DER MANN, DER SHERLOCK HOLMES WAR (Karl Hartl, Germany 1937, 13.5.) is a true star vehicle for Hans Albers. This comedy crime thriller tells the story of two unsuccessful private detectives (Albers and Heinz Rühmann), who pretend to be Sherlock Holmes and Dr. Watson at the World Exhibition in Paris in order to improve their business prospects. A bourgeois society marked by arrogance and blasé attitudes is initially taken in by the two of them. In line with the motto "clothes make the man", a checked coat, peaked cap, and pipe are all that are needed for the duo to obtain total access, while also getting them mixed up in all possible complications.

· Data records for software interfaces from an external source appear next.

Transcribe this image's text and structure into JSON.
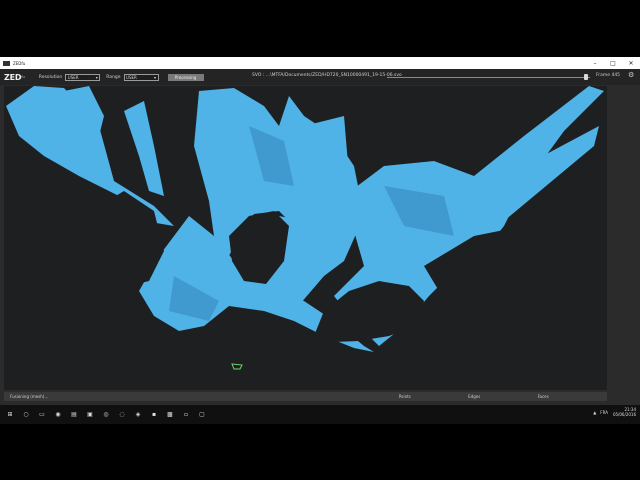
{
  "window": {
    "title": "ZEDfu",
    "controls": {
      "minimize": "–",
      "maximize": "□",
      "close": "✕"
    }
  },
  "toolbar": {
    "logo": "ZED",
    "logo_sub": "fu",
    "resolution_label": "Resolution",
    "resolution_value": "USER",
    "range_label": "Range",
    "range_value": "USER",
    "processing_button": "Processing",
    "svo_path": "SVO : ...\\MTFA/Documents/ZED/HD720_SN10000491_19-15-06.svo",
    "frame_label": "Frame 445",
    "settings_icon": "gear-icon"
  },
  "playback": {
    "progress": 0.98
  },
  "viewport": {
    "mesh_color": "#4fb3e8",
    "background_color": "#1e1f21"
  },
  "statusbar": {
    "left": "Fusioning (mesh)...",
    "points_label": "Points",
    "edges_label": "Edges",
    "faces_label": "Faces"
  },
  "taskbar": {
    "icons": [
      "windows-icon",
      "search-icon",
      "task-view-icon",
      "chrome-icon",
      "file-explorer-icon",
      "store-icon",
      "steam-icon",
      "app-icon",
      "app-icon-2",
      "app-icon-3",
      "zed-app-icon",
      "app-icon-4",
      "app-icon-5"
    ],
    "tray_lang": "FRA",
    "time": "21:34",
    "date": "05/06/2016"
  }
}
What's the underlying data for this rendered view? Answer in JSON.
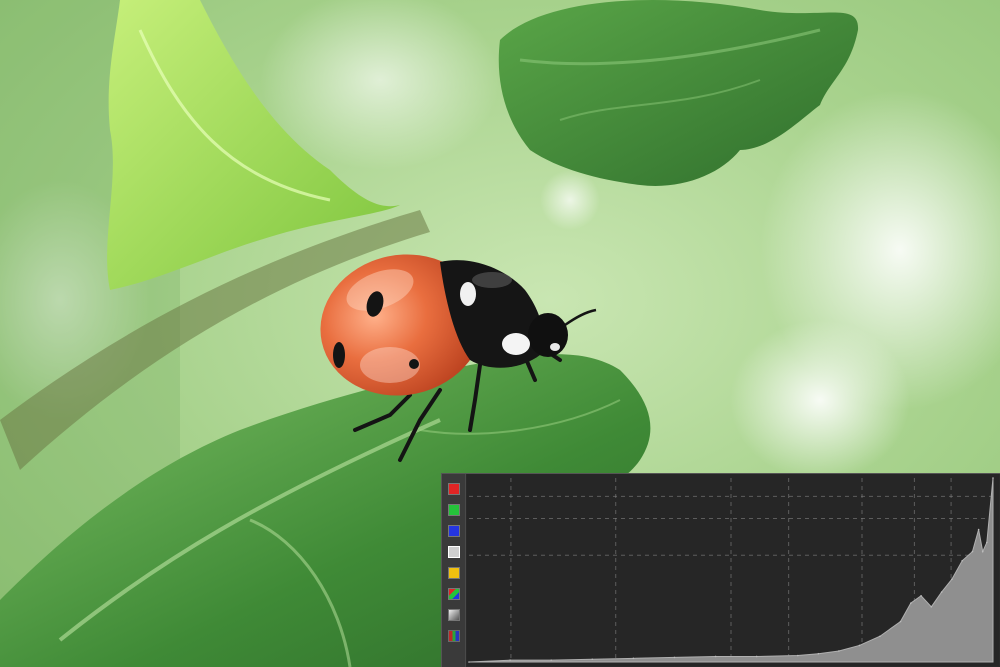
{
  "image": {
    "subject": "photo",
    "colors": {
      "background_light": "#d4eec0",
      "leaf_green": "#4f9a3e",
      "leaf_dark": "#2d6a2a",
      "ladybug_red": "#e0643a",
      "ladybug_black": "#141414"
    }
  },
  "histogram_panel": {
    "channels": [
      {
        "name": "red-channel",
        "color": "#e02525"
      },
      {
        "name": "green-channel",
        "color": "#25c23a"
      },
      {
        "name": "blue-channel",
        "color": "#2535e0"
      },
      {
        "name": "luminance-channel",
        "color": "#cfcfcf"
      },
      {
        "name": "yellow-channel",
        "color": "#f0c010"
      },
      {
        "name": "rgb-channel",
        "color": "multi"
      },
      {
        "name": "rgb-overlay-channel",
        "color": "gradient"
      },
      {
        "name": "parade-channel",
        "color": "split"
      }
    ],
    "selected_channel": "luminance-channel",
    "colors": {
      "panel_bg": "#2a2a2a",
      "plot_bg": "#262626",
      "grid": "#8a8a8a",
      "fill": "#8f8f8f"
    },
    "chart_data": {
      "type": "area",
      "title": "",
      "xlabel": "",
      "ylabel": "",
      "xlim": [
        0,
        255
      ],
      "ylim": [
        0,
        1
      ],
      "grid": true,
      "series": [
        {
          "x": [
            0,
            20,
            40,
            60,
            80,
            100,
            120,
            140,
            160,
            170,
            180,
            190,
            200,
            210,
            215,
            220,
            225,
            230,
            235,
            240,
            245,
            248,
            250,
            252,
            255
          ],
          "values": [
            0,
            0.01,
            0.01,
            0.015,
            0.02,
            0.025,
            0.03,
            0.03,
            0.035,
            0.045,
            0.06,
            0.09,
            0.14,
            0.22,
            0.32,
            0.36,
            0.3,
            0.38,
            0.45,
            0.55,
            0.6,
            0.72,
            0.6,
            0.65,
            1.0
          ]
        }
      ]
    }
  }
}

ILLUSION (Viktor Tourjansky, Germany 1941, 13.5.) This melodrama gave Johannes Heesters, who was more responsible for light entertainment in the Third Reich, the opportunity to prove himself as a character actor. Challenged by Brigitte Horney in the role of a successful and ambitious actress, the confirmed bachelor and landowner agrees to a bet. She suggests to him that the two of them pretend to be married for two months in order to prove that he is indeed made for marriage. In line with the traditional image of roles of the era, the landowner falls in love, but the price he demands for marriage is for her to completely give up on her job and career. The actress is unable to comply with this request however – a rarity in NS cinema – and so the dream of a marriage between two partners of equal standing remains an illusion.

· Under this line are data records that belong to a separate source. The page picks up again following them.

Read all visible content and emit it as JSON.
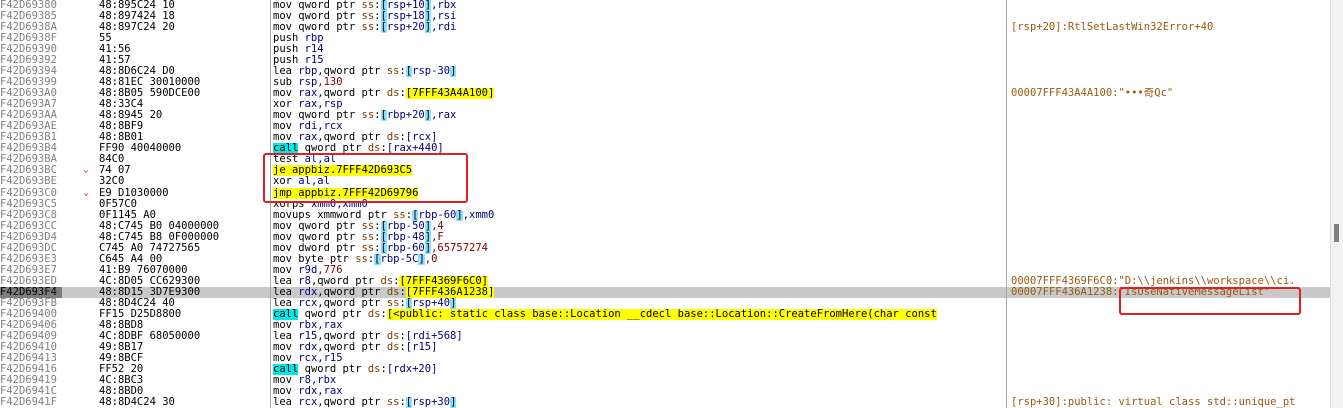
{
  "window": {
    "title": ""
  },
  "rows": [
    {
      "addr": "F42D69380",
      "arrow": "",
      "bytes": "48:895C24 10",
      "tokens": [
        {
          "t": "mov qword ptr ",
          "c": "mn"
        },
        {
          "t": "ss",
          "c": "seg"
        },
        {
          "t": ":",
          "c": "mn"
        },
        {
          "t": "[",
          "c": "rb"
        },
        {
          "t": "rsp+10",
          "c": "reg"
        },
        {
          "t": "]",
          "c": "rb"
        },
        {
          "t": ",rbx",
          "c": "reg"
        }
      ],
      "comment": ""
    },
    {
      "addr": "F42D69385",
      "arrow": "",
      "bytes": "48:897424 18",
      "tokens": [
        {
          "t": "mov qword ptr ",
          "c": "mn"
        },
        {
          "t": "ss",
          "c": "seg"
        },
        {
          "t": ":",
          "c": "mn"
        },
        {
          "t": "[",
          "c": "rb"
        },
        {
          "t": "rsp+18",
          "c": "reg"
        },
        {
          "t": "]",
          "c": "rb"
        },
        {
          "t": ",rsi",
          "c": "reg"
        }
      ],
      "comment": ""
    },
    {
      "addr": "F42D6938A",
      "arrow": "",
      "bytes": "48:897C24 20",
      "tokens": [
        {
          "t": "mov qword ptr ",
          "c": "mn"
        },
        {
          "t": "ss",
          "c": "seg"
        },
        {
          "t": ":",
          "c": "mn"
        },
        {
          "t": "[",
          "c": "rb"
        },
        {
          "t": "rsp+20",
          "c": "reg"
        },
        {
          "t": "]",
          "c": "rb"
        },
        {
          "t": ",rdi",
          "c": "reg"
        }
      ],
      "comment": "[rsp+20]:RtlSetLastWin32Error+40"
    },
    {
      "addr": "F42D6938F",
      "arrow": "",
      "bytes": "55",
      "tokens": [
        {
          "t": "push ",
          "c": "mn"
        },
        {
          "t": "rbp",
          "c": "reg"
        }
      ],
      "comment": ""
    },
    {
      "addr": "F42D69390",
      "arrow": "",
      "bytes": "41:56",
      "tokens": [
        {
          "t": "push ",
          "c": "mn"
        },
        {
          "t": "r14",
          "c": "reg"
        }
      ],
      "comment": ""
    },
    {
      "addr": "F42D69392",
      "arrow": "",
      "bytes": "41:57",
      "tokens": [
        {
          "t": "push ",
          "c": "mn"
        },
        {
          "t": "r15",
          "c": "reg"
        }
      ],
      "comment": ""
    },
    {
      "addr": "F42D69394",
      "arrow": "",
      "bytes": "48:8D6C24 D0",
      "tokens": [
        {
          "t": "lea ",
          "c": "mn"
        },
        {
          "t": "rbp",
          "c": "reg"
        },
        {
          "t": ",qword ptr ",
          "c": "mn"
        },
        {
          "t": "ss",
          "c": "seg"
        },
        {
          "t": ":",
          "c": "mn"
        },
        {
          "t": "[",
          "c": "rb"
        },
        {
          "t": "rsp-30",
          "c": "reg"
        },
        {
          "t": "]",
          "c": "rb"
        }
      ],
      "comment": ""
    },
    {
      "addr": "F42D69399",
      "arrow": "",
      "bytes": "48:81EC 30010000",
      "tokens": [
        {
          "t": "sub ",
          "c": "mn"
        },
        {
          "t": "rsp",
          "c": "reg"
        },
        {
          "t": ",130",
          "c": "imm"
        }
      ],
      "comment": ""
    },
    {
      "addr": "F42D693A0",
      "arrow": "",
      "bytes": "48:8B05 590DCE00",
      "tokens": [
        {
          "t": "mov ",
          "c": "mn"
        },
        {
          "t": "rax",
          "c": "reg"
        },
        {
          "t": ",qword ptr ",
          "c": "mn"
        },
        {
          "t": "ds",
          "c": "seg"
        },
        {
          "t": ":",
          "c": "mn"
        },
        {
          "t": "[7FFF43A4A100]",
          "c": "addr"
        }
      ],
      "comment": "00007FFF43A4A100:\"•••奇Qc\""
    },
    {
      "addr": "F42D693A7",
      "arrow": "",
      "bytes": "48:33C4",
      "tokens": [
        {
          "t": "xor ",
          "c": "mn"
        },
        {
          "t": "rax,rsp",
          "c": "reg"
        }
      ],
      "comment": ""
    },
    {
      "addr": "F42D693AA",
      "arrow": "",
      "bytes": "48:8945 20",
      "tokens": [
        {
          "t": "mov qword ptr ",
          "c": "mn"
        },
        {
          "t": "ss",
          "c": "seg"
        },
        {
          "t": ":",
          "c": "mn"
        },
        {
          "t": "[",
          "c": "rb"
        },
        {
          "t": "rbp+20",
          "c": "reg"
        },
        {
          "t": "]",
          "c": "rb"
        },
        {
          "t": ",rax",
          "c": "reg"
        }
      ],
      "comment": ""
    },
    {
      "addr": "F42D693AE",
      "arrow": "",
      "bytes": "48:8BF9",
      "tokens": [
        {
          "t": "mov ",
          "c": "mn"
        },
        {
          "t": "rdi,rcx",
          "c": "reg"
        }
      ],
      "comment": ""
    },
    {
      "addr": "F42D693B1",
      "arrow": "",
      "bytes": "48:8B01",
      "tokens": [
        {
          "t": "mov ",
          "c": "mn"
        },
        {
          "t": "rax",
          "c": "reg"
        },
        {
          "t": ",qword ptr ",
          "c": "mn"
        },
        {
          "t": "ds",
          "c": "seg"
        },
        {
          "t": ":",
          "c": "mn"
        },
        {
          "t": "[rcx]",
          "c": "reg"
        }
      ],
      "comment": ""
    },
    {
      "addr": "F42D693B4",
      "arrow": "",
      "bytes": "FF90 40040000",
      "tokens": [
        {
          "t": "call",
          "c": "call"
        },
        {
          "t": " qword ptr ",
          "c": "mn"
        },
        {
          "t": "ds",
          "c": "seg"
        },
        {
          "t": ":",
          "c": "mn"
        },
        {
          "t": "[rax+440]",
          "c": "reg"
        }
      ],
      "comment": ""
    },
    {
      "addr": "F42D693BA",
      "arrow": "",
      "bytes": "84C0",
      "tokens": [
        {
          "t": "test ",
          "c": "mn"
        },
        {
          "t": "al,al",
          "c": "reg"
        }
      ],
      "comment": ""
    },
    {
      "addr": "F42D693BC",
      "arrow": "⌄",
      "bytes": "74 07",
      "tokens": [
        {
          "t": "je appbiz.7FFF42D693C5",
          "c": "jmp"
        }
      ],
      "comment": ""
    },
    {
      "addr": "F42D693BE",
      "arrow": "",
      "bytes": "32C0",
      "tokens": [
        {
          "t": "xor ",
          "c": "mn"
        },
        {
          "t": "al,al",
          "c": "reg"
        }
      ],
      "comment": ""
    },
    {
      "addr": "F42D693C0",
      "arrow": "⌄",
      "bytes": "E9 D1030000",
      "tokens": [
        {
          "t": "jmp appbiz.7FFF42D69796",
          "c": "jmp"
        }
      ],
      "comment": ""
    },
    {
      "addr": "F42D693C5",
      "arrow": "",
      "bytes": "0F57C0",
      "tokens": [
        {
          "t": "xorps ",
          "c": "mn"
        },
        {
          "t": "xmm0,xmm0",
          "c": "reg"
        }
      ],
      "comment": ""
    },
    {
      "addr": "F42D693C8",
      "arrow": "",
      "bytes": "0F1145 A0",
      "tokens": [
        {
          "t": "movups xmmword ptr ",
          "c": "mn"
        },
        {
          "t": "ss",
          "c": "seg"
        },
        {
          "t": ":",
          "c": "mn"
        },
        {
          "t": "[",
          "c": "rb"
        },
        {
          "t": "rbp-60",
          "c": "reg"
        },
        {
          "t": "]",
          "c": "rb"
        },
        {
          "t": ",xmm0",
          "c": "reg"
        }
      ],
      "comment": ""
    },
    {
      "addr": "F42D693CC",
      "arrow": "",
      "bytes": "48:C745 B0 04000000",
      "tokens": [
        {
          "t": "mov qword ptr ",
          "c": "mn"
        },
        {
          "t": "ss",
          "c": "seg"
        },
        {
          "t": ":",
          "c": "mn"
        },
        {
          "t": "[",
          "c": "rb"
        },
        {
          "t": "rbp-50",
          "c": "reg"
        },
        {
          "t": "]",
          "c": "rb"
        },
        {
          "t": ",4",
          "c": "imm"
        }
      ],
      "comment": ""
    },
    {
      "addr": "F42D693D4",
      "arrow": "",
      "bytes": "48:C745 B8 0F000000",
      "tokens": [
        {
          "t": "mov qword ptr ",
          "c": "mn"
        },
        {
          "t": "ss",
          "c": "seg"
        },
        {
          "t": ":",
          "c": "mn"
        },
        {
          "t": "[",
          "c": "rb"
        },
        {
          "t": "rbp-48",
          "c": "reg"
        },
        {
          "t": "]",
          "c": "rb"
        },
        {
          "t": ",F",
          "c": "imm"
        }
      ],
      "comment": ""
    },
    {
      "addr": "F42D693DC",
      "arrow": "",
      "bytes": "C745 A0 74727565",
      "tokens": [
        {
          "t": "mov dword ptr ",
          "c": "mn"
        },
        {
          "t": "ss",
          "c": "seg"
        },
        {
          "t": ":",
          "c": "mn"
        },
        {
          "t": "[",
          "c": "rb"
        },
        {
          "t": "rbp-60",
          "c": "reg"
        },
        {
          "t": "]",
          "c": "rb"
        },
        {
          "t": ",65757274",
          "c": "imm"
        }
      ],
      "comment": ""
    },
    {
      "addr": "F42D693E3",
      "arrow": "",
      "bytes": "C645 A4 00",
      "tokens": [
        {
          "t": "mov byte ptr ",
          "c": "mn"
        },
        {
          "t": "ss",
          "c": "seg"
        },
        {
          "t": ":",
          "c": "mn"
        },
        {
          "t": "[",
          "c": "rb"
        },
        {
          "t": "rbp-5C",
          "c": "reg"
        },
        {
          "t": "]",
          "c": "rb"
        },
        {
          "t": ",0",
          "c": "imm"
        }
      ],
      "comment": ""
    },
    {
      "addr": "F42D693E7",
      "arrow": "",
      "bytes": "41:B9 76070000",
      "tokens": [
        {
          "t": "mov ",
          "c": "mn"
        },
        {
          "t": "r9d",
          "c": "reg"
        },
        {
          "t": ",776",
          "c": "imm"
        }
      ],
      "comment": ""
    },
    {
      "addr": "F42D693ED",
      "arrow": "",
      "bytes": "4C:8D05 CC629300",
      "tokens": [
        {
          "t": "lea ",
          "c": "mn"
        },
        {
          "t": "r8",
          "c": "reg"
        },
        {
          "t": ",qword ptr ",
          "c": "mn"
        },
        {
          "t": "ds",
          "c": "seg"
        },
        {
          "t": ":",
          "c": "mn"
        },
        {
          "t": "[7FFF4369F6C0]",
          "c": "addr"
        }
      ],
      "comment": "00007FFF4369F6C0:\"D:\\\\jenkins\\\\workspace\\\\ci."
    },
    {
      "addr": "F42D693F4",
      "arrow": "",
      "bytes": "48:8D15 3D7E9300",
      "tokens": [
        {
          "t": "lea ",
          "c": "mn"
        },
        {
          "t": "rdx",
          "c": "reg"
        },
        {
          "t": ",qword ptr ",
          "c": "mn"
        },
        {
          "t": "ds",
          "c": "seg"
        },
        {
          "t": ":",
          "c": "mn"
        },
        {
          "t": "[7FFF436A1238]",
          "c": "addr"
        }
      ],
      "comment": "00007FFF436A1238:\"IsUseNativeMessageList\"",
      "hl": true
    },
    {
      "addr": "F42D693FB",
      "arrow": "",
      "bytes": "48:8D4C24 40",
      "tokens": [
        {
          "t": "lea ",
          "c": "mn"
        },
        {
          "t": "rcx",
          "c": "reg"
        },
        {
          "t": ",qword ptr ",
          "c": "mn"
        },
        {
          "t": "ss",
          "c": "seg"
        },
        {
          "t": ":",
          "c": "mn"
        },
        {
          "t": "[",
          "c": "rb"
        },
        {
          "t": "rsp+40",
          "c": "reg"
        },
        {
          "t": "]",
          "c": "rb"
        }
      ],
      "comment": ""
    },
    {
      "addr": "F42D69400",
      "arrow": "",
      "bytes": "FF15 D25D8800",
      "tokens": [
        {
          "t": "call",
          "c": "call"
        },
        {
          "t": " qword ptr ",
          "c": "mn"
        },
        {
          "t": "ds",
          "c": "seg"
        },
        {
          "t": ":",
          "c": "mn"
        },
        {
          "t": "[<public: static class base::Location __cdecl base::Location::CreateFromHere(char const",
          "c": "addr"
        }
      ],
      "comment": ""
    },
    {
      "addr": "F42D69406",
      "arrow": "",
      "bytes": "48:8BD8",
      "tokens": [
        {
          "t": "mov ",
          "c": "mn"
        },
        {
          "t": "rbx,rax",
          "c": "reg"
        }
      ],
      "comment": ""
    },
    {
      "addr": "F42D69409",
      "arrow": "",
      "bytes": "4C:8DBF 68050000",
      "tokens": [
        {
          "t": "lea ",
          "c": "mn"
        },
        {
          "t": "r15",
          "c": "reg"
        },
        {
          "t": ",qword ptr ",
          "c": "mn"
        },
        {
          "t": "ds",
          "c": "seg"
        },
        {
          "t": ":",
          "c": "mn"
        },
        {
          "t": "[rdi+568]",
          "c": "reg"
        }
      ],
      "comment": ""
    },
    {
      "addr": "F42D69410",
      "arrow": "",
      "bytes": "49:8B17",
      "tokens": [
        {
          "t": "mov ",
          "c": "mn"
        },
        {
          "t": "rdx",
          "c": "reg"
        },
        {
          "t": ",qword ptr ",
          "c": "mn"
        },
        {
          "t": "ds",
          "c": "seg"
        },
        {
          "t": ":",
          "c": "mn"
        },
        {
          "t": "[r15]",
          "c": "reg"
        }
      ],
      "comment": ""
    },
    {
      "addr": "F42D69413",
      "arrow": "",
      "bytes": "49:8BCF",
      "tokens": [
        {
          "t": "mov ",
          "c": "mn"
        },
        {
          "t": "rcx,r15",
          "c": "reg"
        }
      ],
      "comment": ""
    },
    {
      "addr": "F42D69416",
      "arrow": "",
      "bytes": "FF52 20",
      "tokens": [
        {
          "t": "call",
          "c": "call"
        },
        {
          "t": " qword ptr ",
          "c": "mn"
        },
        {
          "t": "ds",
          "c": "seg"
        },
        {
          "t": ":",
          "c": "mn"
        },
        {
          "t": "[rdx+20]",
          "c": "reg"
        }
      ],
      "comment": ""
    },
    {
      "addr": "F42D69419",
      "arrow": "",
      "bytes": "4C:8BC3",
      "tokens": [
        {
          "t": "mov ",
          "c": "mn"
        },
        {
          "t": "r8,rbx",
          "c": "reg"
        }
      ],
      "comment": ""
    },
    {
      "addr": "F42D6941C",
      "arrow": "",
      "bytes": "48:8BD0",
      "tokens": [
        {
          "t": "mov ",
          "c": "mn"
        },
        {
          "t": "rdx,rax",
          "c": "reg"
        }
      ],
      "comment": ""
    },
    {
      "addr": "F42D6941F",
      "arrow": "",
      "bytes": "48:8D4C24 30",
      "tokens": [
        {
          "t": "lea ",
          "c": "mn"
        },
        {
          "t": "rcx",
          "c": "reg"
        },
        {
          "t": ",qword ptr ",
          "c": "mn"
        },
        {
          "t": "ss",
          "c": "seg"
        },
        {
          "t": ":",
          "c": "mn"
        },
        {
          "t": "[",
          "c": "rb"
        },
        {
          "t": "rsp+30",
          "c": "reg"
        },
        {
          "t": "]",
          "c": "rb"
        }
      ],
      "comment": "[rsp+30]:public: virtual class std::unique_pt"
    }
  ],
  "colors": {
    "highlight_row": "#c9c9c9",
    "annotation_red": "#e02020",
    "jump_target": "#ffff00",
    "call_mnemonic": "#00e8e8"
  }
}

MORGENROT (Gustav Ucicky, Germany 1933, 14.5.) This submarine drama is set during the First World War and was produced in the last months of the Weimer Republic, eventually receiving its premiere in the presence of "Reich Chancellor" only a few days after Adolf Hitler seized power. The technically proficient, tensely directed film propagates enthusiasm for war, nationalism, and unconditional sacrifice. One line from the speech given by captain lieutenant Liers (Rudolf Forster)  to his crew in the face of the inevitable sinking of the attacked submarine has been quoted again and again: "We Germans perhaps may not understand how to live, but we certainly can die marvelously."

DIE GROSSE LIEBE (Rolf Hansen, Germany 1942, 14.5.) became the Third Reich’s most successful film. One reason for its extraordinary success may be the way it combined being a Zarah Leander film and a contemporary air force drama. Zarah Leander plays a Danish revue star living in Germany with whom a German fighter pilot (Viktor Staal) falls in love. Grand-scale revue numbers and songs still well known today are linked here to an explicit depiction of everyday life in Germany in wartime. The two thus first meet in an air raid shelter, yet are separated again and again. There are disappointments and misunderstandings until the singer and her audience learn: “The world won’t end from such things”. Individual luck is always to be renounced in favor of national community.

METALL DES HIMMELS (Walther Ruttmann, Germany 1935, 11.5.), MANNESMANN (Walther Ruttmann, Germany 1938, 12.5.), WER FUHR II A 2992? (Karl G’schrey, Germany 1939, 13.5.), HEISS FLAGGE! (Kurt Stefan, Germany 1935, 14.5.) The short films selected for the film series offer a look at how "Kulturfilme" were made at Ufa. (nw) A film series by the Deutsche Kinemathek – Museum für Film und Fernsehen in collaboration with the Friedrich-Wilhelm-Murnau-Stiftung and with the friendly support of the Bundesarchiv-Filmarchiv and Transit Film GmbH.

Funded by:

  • Logo Minister of State for Culture and the Media
  • Logo des Programms NeuStart Kultur